“Despite the planned $908 million DOD investment in 48 new aircraft for the SMW, the Afghans lack the capacity — in both personnel numbers and expertise — to operate and maintain the existing and planned fleets,” found the Special Inspector General for Afghanistan Reconstruction (SIGAR) report. “Without an effective support structure, US funded SMW aircraft could be left sitting on runways in Afghanistan, rather than supporting critical missions, resulting in a waste of US funds .”

The draft report in question, “Afghan Special Mission Wing: DOD Plans to Spend $908 Million to Build Air Wing that the Afghans Cannot Operate and Maintain,” was obtained by Defense News June 21. Because the report is a draft, it is possible the content may change in its final version. The report also lacked a Pentagon response, which would be included in the final version.

A spokesman for SIGAR declined to comment, citing office policy not to talk about reports until they are finalized.

The SMW was commissioned in July 2012, with an eye on creating an effective anti-narcotics  counterterrorism unit that can operate independently of allied forces at a time when the US is withdrawing from Afghanistan. The country is estimated to produce up to 90 percent of the world’s opium, the sales of which help bankroll terrorist organizations such as the Taliban.

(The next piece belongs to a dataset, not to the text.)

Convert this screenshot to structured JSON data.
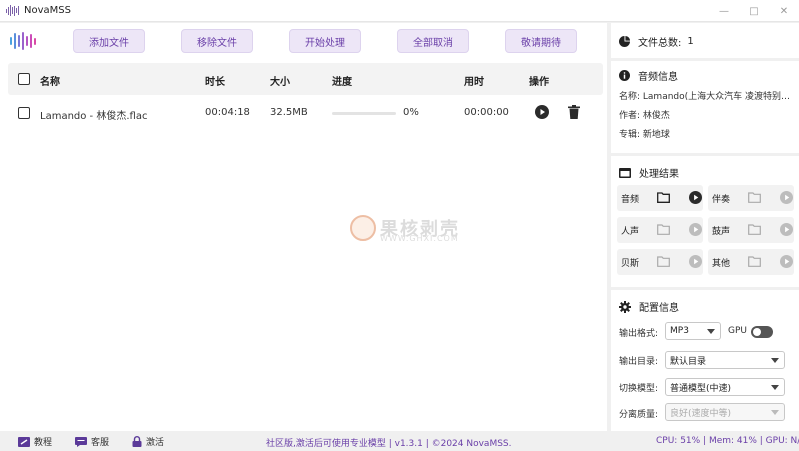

To support the unit, DoD plans to spend at least $908 million to purchase 30 rotary-wing and 18 fixed-wing aircraft. The Pentagon estimates there will be another $109 million per year required for oversight, maintenance, training and logistics support, which SIGAR notes will occur the “next several years.”